Mortgage conventionally is considered a secured loan wherein the real estate remains the property of the financing institution until the debt is completely paid off. As per the Federal Reserve release, the mortgage debt of Americans is sitting at $13.8 trillion. Out of the total outstanding debt picture, around $10.8 trillion is locked in one-to-four family residences. A large portion of the debt, around $5.1 trillion, is financed by Federal Agencies while the rest comes from mortgage lenders of all sizes.

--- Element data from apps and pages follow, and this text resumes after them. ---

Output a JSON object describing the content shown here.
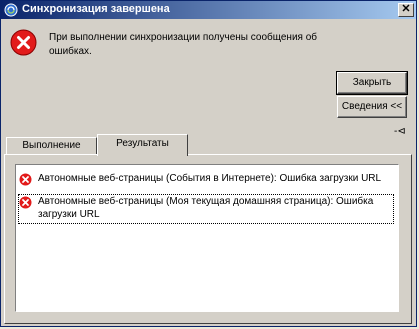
{
  "window": {
    "title": "Синхронизация завершена",
    "close_glyph": "✕"
  },
  "message": "При выполнении синхронизации получены сообщения об ошибках.",
  "buttons": {
    "close": "Закрыть",
    "details": "Сведения <<"
  },
  "pin_glyph": "-⊲",
  "tabs": [
    {
      "label": "Выполнение"
    },
    {
      "label": "Результаты"
    }
  ],
  "results": [
    {
      "text": "Автономные веб-страницы (События в Интернете): Ошибка загрузки URL",
      "icon": "error-icon"
    },
    {
      "text": "Автономные веб-страницы (Моя текущая домашняя страница): Ошибка загрузки URL",
      "icon": "error-icon"
    }
  ],
  "colors": {
    "error_red": "#e21b1b",
    "title_bar": "#0a246a"
  }
}
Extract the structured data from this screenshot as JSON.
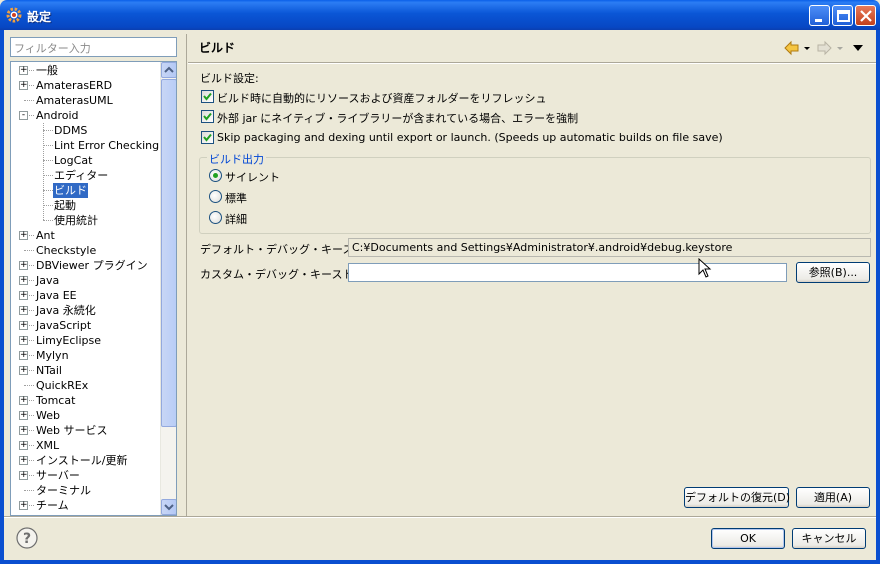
{
  "window": {
    "title": "設定"
  },
  "filter": {
    "placeholder": "フィルター入力"
  },
  "tree": {
    "items": [
      {
        "label": "一般",
        "expander": "+"
      },
      {
        "label": "AmaterasERD",
        "expander": "+"
      },
      {
        "label": "AmaterasUML",
        "expander": ""
      },
      {
        "label": "Android",
        "expander": "-"
      },
      {
        "label": "DDMS",
        "expander": ""
      },
      {
        "label": "Lint Error Checking",
        "expander": ""
      },
      {
        "label": "LogCat",
        "expander": ""
      },
      {
        "label": "エディター",
        "expander": ""
      },
      {
        "label": "ビルド",
        "expander": "",
        "selected": true
      },
      {
        "label": "起動",
        "expander": ""
      },
      {
        "label": "使用統計",
        "expander": ""
      },
      {
        "label": "Ant",
        "expander": "+"
      },
      {
        "label": "Checkstyle",
        "expander": ""
      },
      {
        "label": "DBViewer プラグイン",
        "expander": "+"
      },
      {
        "label": "Java",
        "expander": "+"
      },
      {
        "label": "Java EE",
        "expander": "+"
      },
      {
        "label": "Java 永続化",
        "expander": "+"
      },
      {
        "label": "JavaScript",
        "expander": "+"
      },
      {
        "label": "LimyEclipse",
        "expander": "+"
      },
      {
        "label": "Mylyn",
        "expander": "+"
      },
      {
        "label": "NTail",
        "expander": "+"
      },
      {
        "label": "QuickREx",
        "expander": ""
      },
      {
        "label": "Tomcat",
        "expander": "+"
      },
      {
        "label": "Web",
        "expander": "+"
      },
      {
        "label": "Web サービス",
        "expander": "+"
      },
      {
        "label": "XML",
        "expander": "+"
      },
      {
        "label": "インストール/更新",
        "expander": "+"
      },
      {
        "label": "サーバー",
        "expander": "+"
      },
      {
        "label": "ターミナル",
        "expander": ""
      },
      {
        "label": "チーム",
        "expander": "+"
      }
    ]
  },
  "page": {
    "title": "ビルド",
    "settings_label": "ビルド設定:",
    "checkboxes": [
      {
        "label": "ビルド時に自動的にリソースおよび資産フォルダーをリフレッシュ",
        "checked": true
      },
      {
        "label": "外部 jar にネイティブ・ライブラリーが含まれている場合、エラーを強制",
        "checked": true
      },
      {
        "label": "Skip packaging and dexing until export or launch. (Speeds up automatic builds on file save)",
        "checked": true
      }
    ],
    "output_group": {
      "title": "ビルド出力",
      "options": [
        {
          "label": "サイレント",
          "selected": true
        },
        {
          "label": "標準",
          "selected": false
        },
        {
          "label": "詳細",
          "selected": false
        }
      ]
    },
    "default_keystore": {
      "label": "デフォルト・デバッグ・キーストア:",
      "value": "C:¥Documents and Settings¥Administrator¥.android¥debug.keystore"
    },
    "custom_keystore": {
      "label": "カスタム・デバッグ・キーストア:",
      "value": ""
    },
    "browse_button": "参照(B)...",
    "restore_defaults_button": "デフォルトの復元(D)",
    "apply_button": "適用(A)"
  },
  "footer": {
    "ok_button": "OK",
    "cancel_button": "キャンセル"
  },
  "colors": {
    "titlebar": "#0a56d6",
    "selection": "#316ac5",
    "group_title": "#0046d5",
    "dialog_bg": "#ece9d8"
  }
}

Though real estate prices are moving northwards, income levels are unable to keep up with the ever increasing price rises. Housing prices in highly developed markets like New York, San Francisco, for example, even for a single room apartment have touched the million-dollar mark. After the 2008 financial crisis, caused mainly by The Fed and Alan Greenspan, financial institutions have been extra cautious about lending. Several laws have been put in place in order to prevent the recurrence of the 2008 crisis.

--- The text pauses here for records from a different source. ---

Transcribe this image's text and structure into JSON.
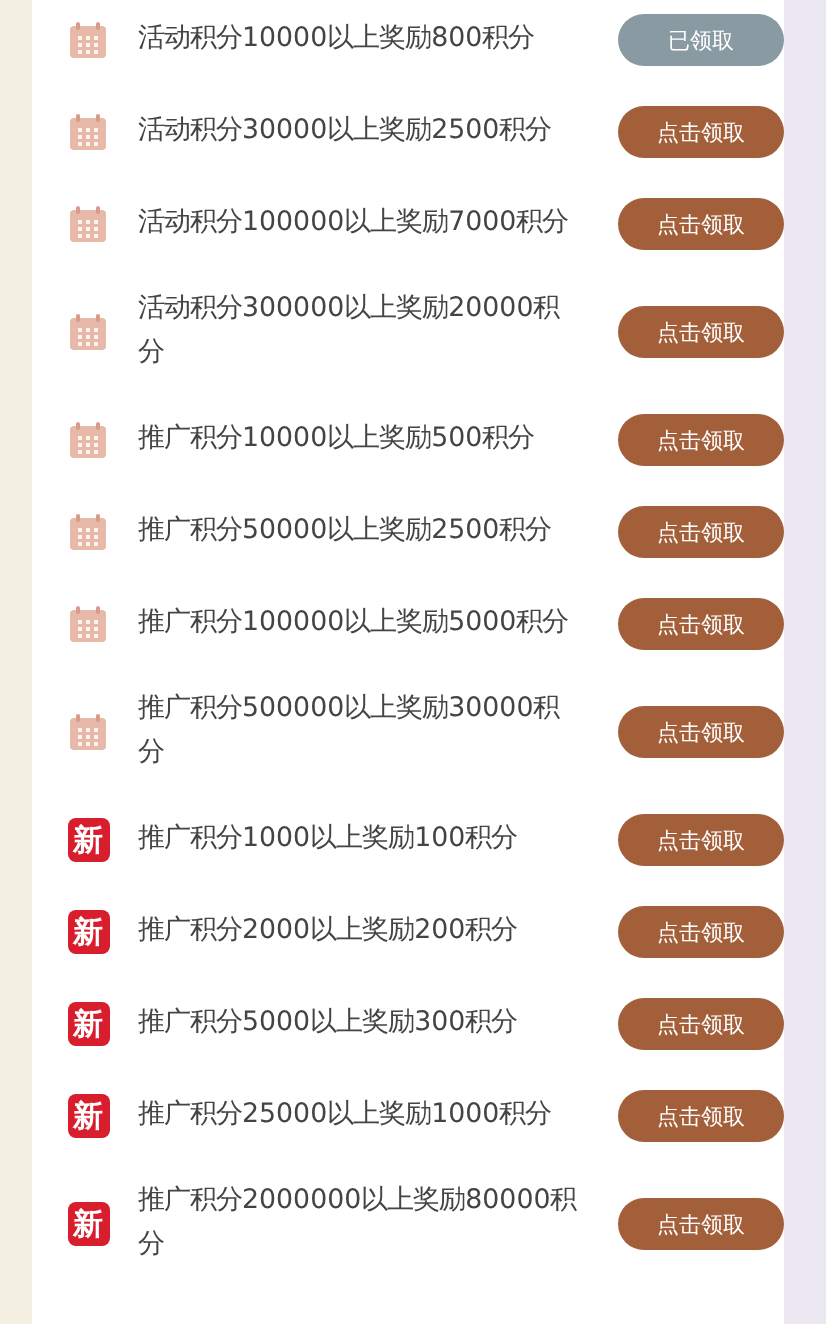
{
  "rewards": [
    {
      "kind": "calendar",
      "text": "活动积分10000以上奖励800积分",
      "button": "已领取",
      "claimed": true
    },
    {
      "kind": "calendar",
      "text": "活动积分30000以上奖励2500积分",
      "button": "点击领取",
      "claimed": false
    },
    {
      "kind": "calendar",
      "text": "活动积分100000以上奖励7000积分",
      "button": "点击领取",
      "claimed": false
    },
    {
      "kind": "calendar",
      "text": "活动积分300000以上奖励20000积分",
      "button": "点击领取",
      "claimed": false
    },
    {
      "kind": "calendar",
      "text": "推广积分10000以上奖励500积分",
      "button": "点击领取",
      "claimed": false
    },
    {
      "kind": "calendar",
      "text": "推广积分50000以上奖励2500积分",
      "button": "点击领取",
      "claimed": false
    },
    {
      "kind": "calendar",
      "text": "推广积分100000以上奖励5000积分",
      "button": "点击领取",
      "claimed": false
    },
    {
      "kind": "calendar",
      "text": "推广积分500000以上奖励30000积分",
      "button": "点击领取",
      "claimed": false
    },
    {
      "kind": "new",
      "badge": "新",
      "text": "推广积分1000以上奖励100积分",
      "button": "点击领取",
      "claimed": false
    },
    {
      "kind": "new",
      "badge": "新",
      "text": "推广积分2000以上奖励200积分",
      "button": "点击领取",
      "claimed": false
    },
    {
      "kind": "new",
      "badge": "新",
      "text": "推广积分5000以上奖励300积分",
      "button": "点击领取",
      "claimed": false
    },
    {
      "kind": "new",
      "badge": "新",
      "text": "推广积分25000以上奖励1000积分",
      "button": "点击领取",
      "claimed": false
    },
    {
      "kind": "new",
      "badge": "新",
      "text": "推广积分2000000以上奖励80000积分",
      "button": "点击领取",
      "claimed": false
    }
  ]
}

Though more Americans are choosing to go the higher education route, certainly females, the debt situation is not so good. According to New York Fed, in 2016, an average student graduated with $37, 172 in student debt. Around 43.3 million Americans still owe $1.26 trillion in student debts. It does not help that there is a shortage of jobs because of heavy regulations, like Obamacare, and high taxes. If the economy was running as it should and could be, this would not be as big of deal as it is.
Of course no one told anyone to pay $100,000 for a degree in humanities or liberal arts. If you are going to pay that much for a degree, it should be tech or engineering related.
In order to repay the loan, an average student pays $351 per month. The delinquency ratio for student loans is comparatively high at 11.6%. An increasing level of automation for process oriented jobs (higher minimum wage laws pushes towards more automation – Seattle is seeing this now), outsourcing to low cost destinations, and the inability of a majority of educational institutions to make the course content contemporary is considered to be the culprit.
Other Type of Debts
Apart from the above mentioned categories, Americans are in debt due to high health care costs. A survey conducted by The Kaiser Family Foundation reveals that despite possessing health insurance, every fifth American was in debt due to high healthcare costs.
As a majority of families live from paycheck to paycheck, even one major medical emergency in the family can throw their financial life into a tailspin. Apart from healthcare, lifestyle expenses, change in employment status, bankruptcies, are some of the other reasons for high debts among Americans.
Start Planning Your Financial Life
An average American has less than $10,000 earmarked for a financial emergency. For some, even an unexpected expense of $500 is a huge problem. The wise thing to do thus is to start financial planning irrespective of what stage of life you are in. Apart from establishing some emergency funds, you also need to start planning for your retirement decades before you plan on retiring. A rule of thumb dictates that whatever money you are making by the 50’s on an annual basis, your retirement account should have six times that amount accrued in your retirement account.
Not everyone can become successful like Colonel Sanders of KFC at the age of 65, nor everyone can be a billionaire like Mark Zuckerberg at the age of 25, planning though can help you tide over the difficulties times you will face in life and help you lead a more comfortable one.